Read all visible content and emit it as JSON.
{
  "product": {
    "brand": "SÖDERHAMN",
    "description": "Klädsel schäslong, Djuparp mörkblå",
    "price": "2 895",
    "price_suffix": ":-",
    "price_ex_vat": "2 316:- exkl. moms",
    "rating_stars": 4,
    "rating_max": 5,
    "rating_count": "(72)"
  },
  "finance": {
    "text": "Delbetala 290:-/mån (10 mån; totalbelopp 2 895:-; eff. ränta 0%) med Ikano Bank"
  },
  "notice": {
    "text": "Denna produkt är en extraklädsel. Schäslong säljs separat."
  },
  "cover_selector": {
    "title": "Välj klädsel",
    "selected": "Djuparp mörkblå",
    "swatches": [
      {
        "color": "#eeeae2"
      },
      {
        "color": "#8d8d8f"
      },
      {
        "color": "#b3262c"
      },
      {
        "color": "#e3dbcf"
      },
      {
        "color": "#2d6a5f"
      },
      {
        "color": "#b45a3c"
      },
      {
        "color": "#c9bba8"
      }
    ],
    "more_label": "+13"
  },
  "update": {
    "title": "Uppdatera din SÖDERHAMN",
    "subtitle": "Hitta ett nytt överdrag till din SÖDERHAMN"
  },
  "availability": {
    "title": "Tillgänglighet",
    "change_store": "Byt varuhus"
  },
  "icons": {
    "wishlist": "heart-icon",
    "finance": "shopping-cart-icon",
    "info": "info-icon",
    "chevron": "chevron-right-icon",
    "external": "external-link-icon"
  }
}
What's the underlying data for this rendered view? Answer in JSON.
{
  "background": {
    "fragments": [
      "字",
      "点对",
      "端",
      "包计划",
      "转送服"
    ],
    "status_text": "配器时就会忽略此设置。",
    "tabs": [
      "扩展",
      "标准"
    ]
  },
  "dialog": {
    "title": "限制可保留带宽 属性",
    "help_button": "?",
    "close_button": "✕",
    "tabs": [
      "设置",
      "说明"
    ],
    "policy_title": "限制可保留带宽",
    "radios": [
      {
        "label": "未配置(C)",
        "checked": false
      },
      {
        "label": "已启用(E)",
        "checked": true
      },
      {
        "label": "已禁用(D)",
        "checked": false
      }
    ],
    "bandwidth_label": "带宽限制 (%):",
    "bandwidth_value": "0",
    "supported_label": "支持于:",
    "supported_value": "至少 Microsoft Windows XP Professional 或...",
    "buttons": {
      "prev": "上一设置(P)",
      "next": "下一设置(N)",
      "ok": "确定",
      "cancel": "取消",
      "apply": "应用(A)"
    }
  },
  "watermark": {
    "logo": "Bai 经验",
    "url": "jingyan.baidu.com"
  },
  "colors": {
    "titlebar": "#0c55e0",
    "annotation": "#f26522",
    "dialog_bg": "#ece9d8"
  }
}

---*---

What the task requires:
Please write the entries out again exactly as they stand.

Finished task:
Read all visible content and emit it as JSON.
{
  "product": {
    "brand": "SÖDERHAMN",
    "description": "Klädsel schäslong, Djuparp mörkblå",
    "price": "2 895",
    "price_suffix": ":-",
    "price_ex_vat": "2 316:- exkl. moms",
    "rating_stars": 4,
    "rating_max": 5,
    "rating_count": "(72)"
  },
  "finance": {
    "text": "Delbetala 290:-/mån (10 mån; totalbelopp 2 895:-; eff. ränta 0%) med Ikano Bank"
  },
  "notice": {
    "text": "Denna produkt är en extraklädsel. Schäslong säljs separat."
  },
  "cover_selector": {
    "title": "Välj klädsel",
    "selected": "Djuparp mörkblå",
    "swatches": [
      {
        "color": "#eeeae2"
      },
      {
        "color": "#8d8d8f"
      },
      {
        "color": "#b3262c"
      },
      {
        "color": "#e3dbcf"
      },
      {
        "color": "#2d6a5f"
      },
      {
        "color": "#b45a3c"
      },
      {
        "color": "#c9bba8"
      }
    ],
    "more_label": "+13"
  },
  "update": {
    "title": "Uppdatera din SÖDERHAMN",
    "subtitle": "Hitta ett nytt överdrag till din SÖDERHAMN"
  },
  "availability": {
    "title": "Tillgänglighet",
    "change_store": "Byt varuhus"
  },
  "icons": {
    "wishlist": "heart-icon",
    "finance": "shopping-cart-icon",
    "info": "info-icon",
    "chevron": "chevron-right-icon",
    "external": "external-link-icon"
  }
}
What's the underlying data for this rendered view? Answer in JSON.
{
  "background": {
    "fragments": [
      "字",
      "点对",
      "端",
      "包计划",
      "转送服"
    ],
    "status_text": "配器时就会忽略此设置。",
    "tabs": [
      "扩展",
      "标准"
    ]
  },
  "dialog": {
    "title": "限制可保留带宽 属性",
    "help_button": "?",
    "close_button": "✕",
    "tabs": [
      "设置",
      "说明"
    ],
    "policy_title": "限制可保留带宽",
    "radios": [
      {
        "label": "未配置(C)",
        "checked": false
      },
      {
        "label": "已启用(E)",
        "checked": true
      },
      {
        "label": "已禁用(D)",
        "checked": false
      }
    ],
    "bandwidth_label": "带宽限制 (%):",
    "bandwidth_value": "0",
    "supported_label": "支持于:",
    "supported_value": "至少 Microsoft Windows XP Professional 或...",
    "buttons": {
      "prev": "上一设置(P)",
      "next": "下一设置(N)",
      "ok": "确定",
      "cancel": "取消",
      "apply": "应用(A)"
    }
  },
  "watermark": {
    "logo": "Bai 经验",
    "url": "jingyan.baidu.com"
  },
  "colors": {
    "titlebar": "#0c55e0",
    "annotation": "#f26522",
    "dialog_bg": "#ece9d8"
  }
}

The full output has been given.